Concurrent programs are notorious for containing errors that are difficult to reproduce and diagnose. Two common kinds of concurrency errors are data races and atomicity violations (informally, atomicity means that executing methods concurrently is equivalent to executing them serially). Several static and dynamic (run-time) analysis techniques exist to detect potential races and atomicity violations. Run-time checking may miss errors in unexecuted code and incurs significant run-time overhead. On the other hand, run-time checking generally produces fewer false alarms than static analysis; this is a significant practical advantage, since diagnosing all of the warnings from static analysis of large codebases may be prohibitively expensive.
This paper explores the use of static analysis to significantly decrease the overhead of run-time checking.

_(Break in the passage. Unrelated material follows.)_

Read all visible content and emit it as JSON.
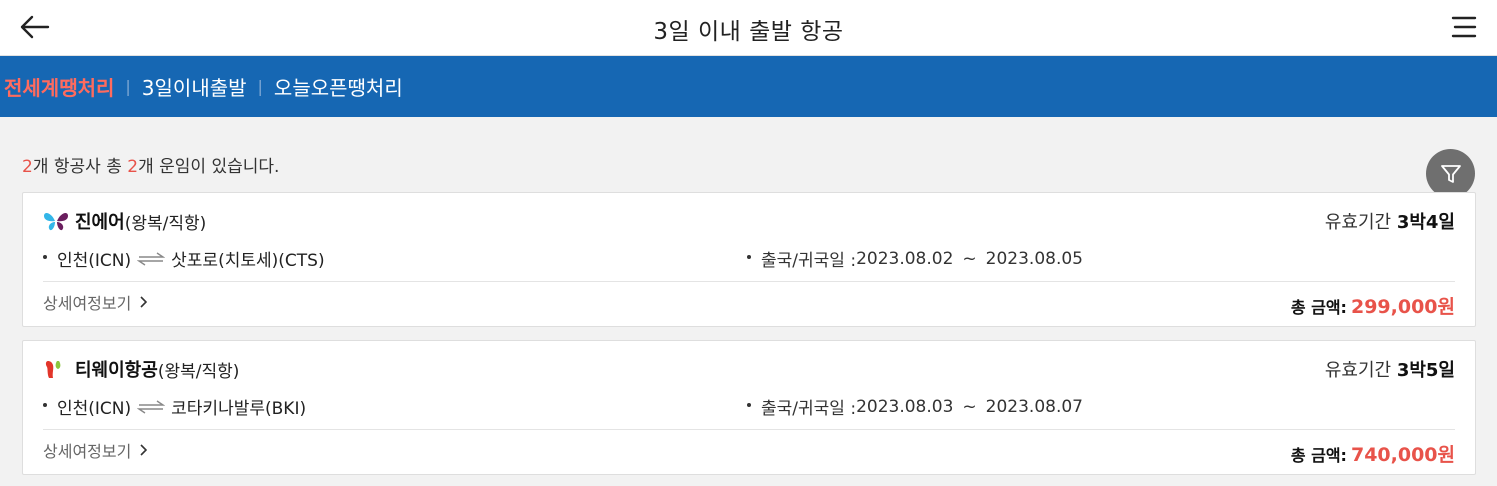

Our approach is based on a type system for analyzing data races and atomicity. A type discovery algorithm is used to obtain types for as much of the program as possible (complete type inference for this type system is NP-hard, and parts of the program might be untypable). Warnings from the typechecker are used to identify parts of the program from which run-time checking can safely be omitted. The approach is completely automatic, scalable to very large programs, and significantly reduces the overhead of run-time checking for data races and atomicity violations.